We all love to branch out and explore other styles and elements, but at our core we love the kind of up tempo, simple, powerful, exciting beats and melodies that we heard from our music heroes like the Beatles, Huey Lewis, Sum 41, and personally, I love me some Taylor Swift.
Episode #563: A.V.A Live Radio Behind The Music with Jacqueline Jax:
Interview by Jacqueline Jax
host of A.V.A Live Radio
– Nick Hooks
– Kyle Hooks
– Maggie Hooks
– Raleigh Hooks
The first half of the song is about trying to get away from her, but then it flips in the second half with the line, “Can’t you see that you’re the cause and the cure?” and that’s when we realize that rather than run from it, you’ve gotta turn right into it.
We’ve worked in home studios, big time studios in New York, LA, Nashville, and Atlanta, and we’ve written songs when we just happen to be out driving around. It always starts with an idea, and we just run with it wherever we happen to be. Heart Attack started with the guitar riff, and one of us just blurted out, “Baby, loving you is like a heart attack” and we built it all from there. You wouldn’t believe what the song originally sounded like lol. As far as equipment goes, we’re musicians that focus on the instruments. I got a great deal on a 50th anniversary Fender Strat, and that’s my go-to guitar for sure. If I could sing like that guitar does we’d be set. Maggie loves building sounds in her keyboards, Raleigh will make any drumkit sound like magic, and dad (our bass player) is in love with Reverend Guitars and always records with his Reverend Rumblefish.
There’s gotta be a good balance between discipline and passion. Music is the passion, but without the discipline, it’s really easy to get distracted by other things. Netflix, anyone? I’ve just gotta turn the TV off, put the phone away, and pick up an instrument. When your band is your family, it makes it a little easier to have a musical life and a life outside of music because when rehearsal is over, you’re already there with family, ready to have a big dinner.
The piece of music advice that forever changed our way of thinking, “More cowbell!”

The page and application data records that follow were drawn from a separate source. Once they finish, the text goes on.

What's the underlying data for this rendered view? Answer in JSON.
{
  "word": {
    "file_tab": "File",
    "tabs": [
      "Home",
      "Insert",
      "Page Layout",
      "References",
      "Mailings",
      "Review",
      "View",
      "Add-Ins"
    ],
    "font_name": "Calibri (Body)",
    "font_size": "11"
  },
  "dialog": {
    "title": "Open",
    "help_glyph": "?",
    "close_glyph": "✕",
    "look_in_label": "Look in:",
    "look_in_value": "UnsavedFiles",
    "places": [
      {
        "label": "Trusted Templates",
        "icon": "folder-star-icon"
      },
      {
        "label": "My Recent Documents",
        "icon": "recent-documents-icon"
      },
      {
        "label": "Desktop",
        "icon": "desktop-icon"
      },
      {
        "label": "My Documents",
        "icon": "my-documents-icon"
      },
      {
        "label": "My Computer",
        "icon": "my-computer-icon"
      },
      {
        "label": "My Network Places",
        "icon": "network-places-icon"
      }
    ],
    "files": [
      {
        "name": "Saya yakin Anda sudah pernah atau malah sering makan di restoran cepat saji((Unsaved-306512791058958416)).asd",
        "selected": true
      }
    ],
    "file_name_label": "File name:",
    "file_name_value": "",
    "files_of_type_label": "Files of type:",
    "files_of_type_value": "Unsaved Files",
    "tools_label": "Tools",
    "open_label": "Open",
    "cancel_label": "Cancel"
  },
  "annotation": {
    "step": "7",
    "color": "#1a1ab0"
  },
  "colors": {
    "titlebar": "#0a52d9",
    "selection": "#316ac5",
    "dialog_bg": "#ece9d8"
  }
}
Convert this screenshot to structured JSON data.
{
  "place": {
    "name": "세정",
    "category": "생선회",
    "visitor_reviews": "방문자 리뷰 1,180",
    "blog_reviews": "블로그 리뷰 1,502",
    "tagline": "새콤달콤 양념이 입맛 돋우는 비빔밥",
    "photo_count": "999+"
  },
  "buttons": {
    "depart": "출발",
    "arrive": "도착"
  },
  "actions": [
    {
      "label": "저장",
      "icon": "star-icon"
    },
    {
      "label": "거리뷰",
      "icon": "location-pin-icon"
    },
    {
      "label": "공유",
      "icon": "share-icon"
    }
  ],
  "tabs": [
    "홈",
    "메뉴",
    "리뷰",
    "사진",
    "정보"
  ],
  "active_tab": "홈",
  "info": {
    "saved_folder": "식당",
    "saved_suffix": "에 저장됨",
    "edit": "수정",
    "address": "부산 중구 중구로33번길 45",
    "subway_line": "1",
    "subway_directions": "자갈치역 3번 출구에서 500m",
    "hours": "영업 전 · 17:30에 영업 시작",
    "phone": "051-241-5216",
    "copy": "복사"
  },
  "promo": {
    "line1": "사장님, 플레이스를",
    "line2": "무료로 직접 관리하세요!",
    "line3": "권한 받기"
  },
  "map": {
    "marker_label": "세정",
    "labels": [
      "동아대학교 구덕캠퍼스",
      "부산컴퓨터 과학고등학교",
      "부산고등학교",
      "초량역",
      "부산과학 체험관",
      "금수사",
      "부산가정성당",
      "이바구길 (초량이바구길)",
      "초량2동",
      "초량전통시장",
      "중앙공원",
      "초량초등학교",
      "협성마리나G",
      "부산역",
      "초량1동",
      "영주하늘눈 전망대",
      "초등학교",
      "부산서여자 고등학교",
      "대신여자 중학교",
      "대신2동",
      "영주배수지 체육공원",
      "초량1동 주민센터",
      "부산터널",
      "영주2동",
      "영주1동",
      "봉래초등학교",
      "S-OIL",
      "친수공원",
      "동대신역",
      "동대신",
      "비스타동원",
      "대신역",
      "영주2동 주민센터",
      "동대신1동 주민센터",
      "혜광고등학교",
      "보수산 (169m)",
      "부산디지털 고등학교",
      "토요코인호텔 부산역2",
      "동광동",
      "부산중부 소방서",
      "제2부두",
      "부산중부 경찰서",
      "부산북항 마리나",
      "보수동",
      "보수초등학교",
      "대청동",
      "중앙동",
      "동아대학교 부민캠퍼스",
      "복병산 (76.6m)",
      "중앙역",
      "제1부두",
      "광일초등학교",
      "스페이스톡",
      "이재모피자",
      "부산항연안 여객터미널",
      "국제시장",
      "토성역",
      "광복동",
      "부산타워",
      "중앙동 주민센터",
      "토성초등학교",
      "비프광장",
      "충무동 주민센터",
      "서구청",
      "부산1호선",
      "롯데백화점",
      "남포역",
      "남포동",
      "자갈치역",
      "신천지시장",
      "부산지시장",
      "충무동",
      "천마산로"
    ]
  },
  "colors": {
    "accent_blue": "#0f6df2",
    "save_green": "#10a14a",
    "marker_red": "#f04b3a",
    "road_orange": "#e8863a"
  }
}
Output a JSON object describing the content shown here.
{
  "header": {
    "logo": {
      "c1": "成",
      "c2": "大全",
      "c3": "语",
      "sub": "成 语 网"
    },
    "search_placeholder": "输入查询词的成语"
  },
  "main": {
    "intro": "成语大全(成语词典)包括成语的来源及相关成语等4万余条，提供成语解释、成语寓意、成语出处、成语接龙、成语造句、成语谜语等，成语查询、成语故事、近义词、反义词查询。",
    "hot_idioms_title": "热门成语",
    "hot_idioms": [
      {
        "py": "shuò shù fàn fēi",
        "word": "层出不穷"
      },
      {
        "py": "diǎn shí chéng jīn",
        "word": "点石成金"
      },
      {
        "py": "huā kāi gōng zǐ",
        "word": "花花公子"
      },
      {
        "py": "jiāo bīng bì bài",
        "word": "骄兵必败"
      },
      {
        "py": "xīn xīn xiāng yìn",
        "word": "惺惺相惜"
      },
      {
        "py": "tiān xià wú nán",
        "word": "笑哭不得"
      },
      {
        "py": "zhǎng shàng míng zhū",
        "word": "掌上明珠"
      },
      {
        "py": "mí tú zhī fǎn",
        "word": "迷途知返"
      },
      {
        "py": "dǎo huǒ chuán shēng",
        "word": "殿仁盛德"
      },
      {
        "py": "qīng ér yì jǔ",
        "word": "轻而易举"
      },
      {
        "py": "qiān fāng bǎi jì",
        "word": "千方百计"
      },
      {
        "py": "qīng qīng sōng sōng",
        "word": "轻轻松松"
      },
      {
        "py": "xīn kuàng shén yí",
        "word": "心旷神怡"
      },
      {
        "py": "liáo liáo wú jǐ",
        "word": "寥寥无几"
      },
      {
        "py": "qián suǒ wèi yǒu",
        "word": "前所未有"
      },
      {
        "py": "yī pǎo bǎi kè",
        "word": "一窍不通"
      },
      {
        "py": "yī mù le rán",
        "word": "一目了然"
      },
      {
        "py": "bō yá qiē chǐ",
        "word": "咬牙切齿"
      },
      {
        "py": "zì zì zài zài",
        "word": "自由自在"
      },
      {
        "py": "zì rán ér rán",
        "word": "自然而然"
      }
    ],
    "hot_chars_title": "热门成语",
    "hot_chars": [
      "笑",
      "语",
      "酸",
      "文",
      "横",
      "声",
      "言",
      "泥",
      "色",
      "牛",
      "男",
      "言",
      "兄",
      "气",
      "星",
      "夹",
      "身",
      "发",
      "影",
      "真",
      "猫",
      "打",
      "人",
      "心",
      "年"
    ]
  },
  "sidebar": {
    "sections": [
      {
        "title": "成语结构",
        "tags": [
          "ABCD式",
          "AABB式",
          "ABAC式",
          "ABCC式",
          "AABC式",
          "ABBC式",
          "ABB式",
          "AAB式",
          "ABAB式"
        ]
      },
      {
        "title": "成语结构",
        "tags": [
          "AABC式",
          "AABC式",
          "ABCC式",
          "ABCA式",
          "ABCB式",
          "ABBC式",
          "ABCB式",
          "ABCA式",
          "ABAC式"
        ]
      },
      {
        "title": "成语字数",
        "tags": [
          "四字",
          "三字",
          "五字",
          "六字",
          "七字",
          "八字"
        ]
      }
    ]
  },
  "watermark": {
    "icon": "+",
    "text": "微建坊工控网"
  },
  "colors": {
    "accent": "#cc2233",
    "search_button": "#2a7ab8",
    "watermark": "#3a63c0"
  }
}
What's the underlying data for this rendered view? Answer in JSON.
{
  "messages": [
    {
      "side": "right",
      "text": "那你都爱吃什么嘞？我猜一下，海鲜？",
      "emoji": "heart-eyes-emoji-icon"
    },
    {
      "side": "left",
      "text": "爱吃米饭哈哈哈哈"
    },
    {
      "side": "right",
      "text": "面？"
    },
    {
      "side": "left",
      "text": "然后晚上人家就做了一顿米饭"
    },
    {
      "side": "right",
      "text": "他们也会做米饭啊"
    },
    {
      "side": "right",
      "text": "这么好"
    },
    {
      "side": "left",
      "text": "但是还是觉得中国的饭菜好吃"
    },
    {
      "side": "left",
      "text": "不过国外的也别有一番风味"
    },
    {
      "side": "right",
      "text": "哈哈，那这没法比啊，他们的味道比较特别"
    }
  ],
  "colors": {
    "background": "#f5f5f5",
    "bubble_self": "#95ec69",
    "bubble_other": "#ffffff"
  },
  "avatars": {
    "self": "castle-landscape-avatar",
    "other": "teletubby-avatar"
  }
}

There really hasn’t been any greater advancement in musical technology than the cowbell, and a great man told me once that he had a fever, and the only cure was more cowbell. We’ve lived by those words ever since. Song is too slow? Well have we tried more cowbell yet? The singing is off-key today…have we tried more cowbell?